> _Task requirements_
Each line in the records that mentions the word "available" needs to be listed.

________

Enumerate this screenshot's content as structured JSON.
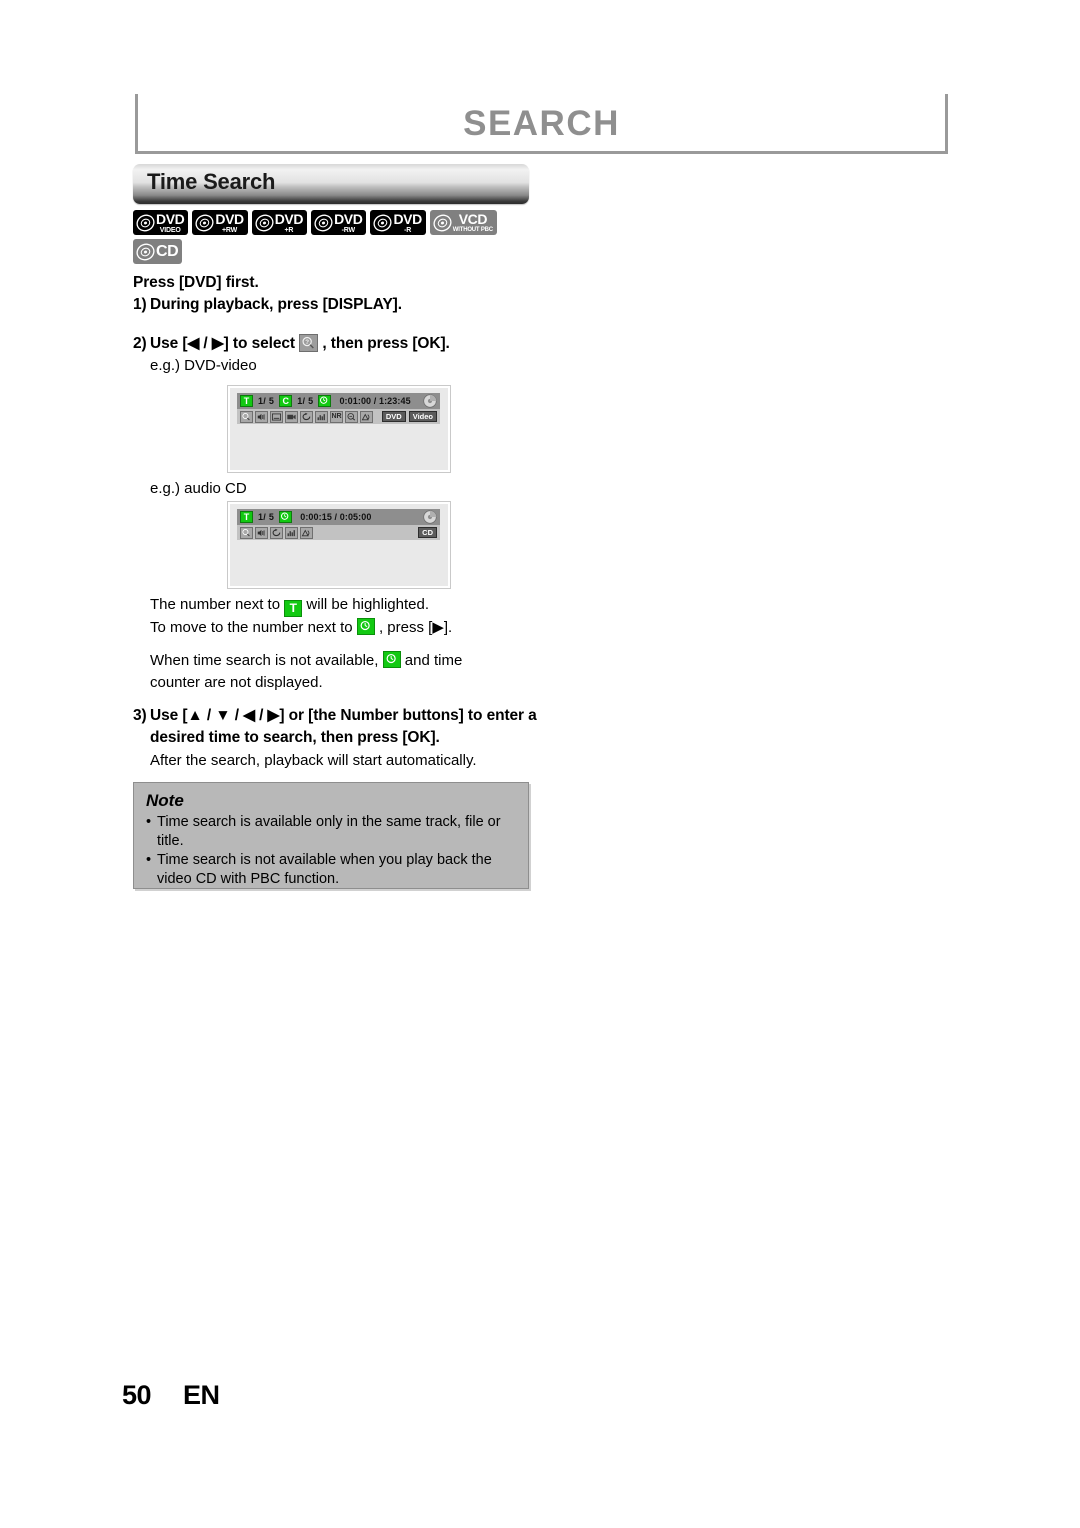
{
  "header": {
    "title": "SEARCH",
    "title_color": "#8f8f8f"
  },
  "section": {
    "title": "Time Search"
  },
  "disc_badges": [
    {
      "main": "DVD",
      "sub": "VIDEO",
      "style": "black",
      "icon": "disc-icon"
    },
    {
      "main": "DVD",
      "sub": "+RW",
      "style": "black",
      "icon": "disc-icon"
    },
    {
      "main": "DVD",
      "sub": "+R",
      "style": "black",
      "icon": "disc-icon"
    },
    {
      "main": "DVD",
      "sub": "-RW",
      "style": "black",
      "icon": "disc-icon"
    },
    {
      "main": "DVD",
      "sub": "-R",
      "style": "black",
      "icon": "disc-icon"
    },
    {
      "main": "VCD",
      "sub": "WITHOUT PBC",
      "style": "gray",
      "icon": "disc-icon"
    },
    {
      "main": "CD",
      "sub": "",
      "style": "gray",
      "icon": "disc-icon"
    }
  ],
  "instructions": {
    "intro": "Press [DVD] first.",
    "step1_num": "1)",
    "step1_text": "During playback, press [DISPLAY].",
    "step2_num": "2)",
    "step2_before": "Use [◀ / ▶] to select",
    "step2_after": ", then press [OK].",
    "example_dvd": "e.g.) DVD-video",
    "example_cd": "e.g.) audio CD",
    "note_line1_before": "The number next to",
    "note_line1_after": "will be highlighted.",
    "note_line2_before": "To move to the number next to",
    "note_line2_after": ", press [▶].",
    "note_line3_before": "When time search is not available,",
    "note_line3_after": "and time",
    "note_line3_cont": "counter are not displayed.",
    "step3_num": "3)",
    "step3_line1": "Use [▲ / ▼ / ◀ / ▶] or [the Number buttons] to",
    "step3_line2": "enter a desired time to search, then press [OK].",
    "step3_sub": "After the search, playback will start automatically."
  },
  "osd_dvd": {
    "title_chip": "T",
    "title_value": "1/  5",
    "chapter_chip": "C",
    "chapter_value": "1/  5",
    "time_chip": "clock-icon",
    "time_value": "0:01:00 / 1:23:45",
    "disc_icon": "disc-progress-icon",
    "icons": [
      "search-icon",
      "audio-icon",
      "subtitle-icon",
      "angle-icon",
      "repeat-icon",
      "equalizer-icon",
      "noise-reduction-icon",
      "zoom-icon",
      "surround-icon"
    ],
    "nr_label": "NR",
    "tags": [
      "DVD",
      "Video"
    ]
  },
  "osd_cd": {
    "title_chip": "T",
    "title_value": "1/  5",
    "time_chip": "clock-icon",
    "time_value": "0:00:15 / 0:05:00",
    "disc_icon": "disc-progress-icon",
    "icons": [
      "search-icon",
      "audio-icon",
      "repeat-icon",
      "equalizer-icon",
      "surround-icon"
    ],
    "tags": [
      "CD"
    ]
  },
  "note": {
    "title": "Note",
    "bullet": "•",
    "items": [
      "Time search is available only in the same track, file or title.",
      "Time search is not available when you play back the video CD with PBC function."
    ]
  },
  "footer": {
    "page": "50",
    "lang": "EN"
  }
}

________

> _Solution to this task_
    "note_line3_before": "When time search is not available,",
      "Time search is available only in the same track, file or title.",
      "Time search is not available when you play back the video CD with PBC function."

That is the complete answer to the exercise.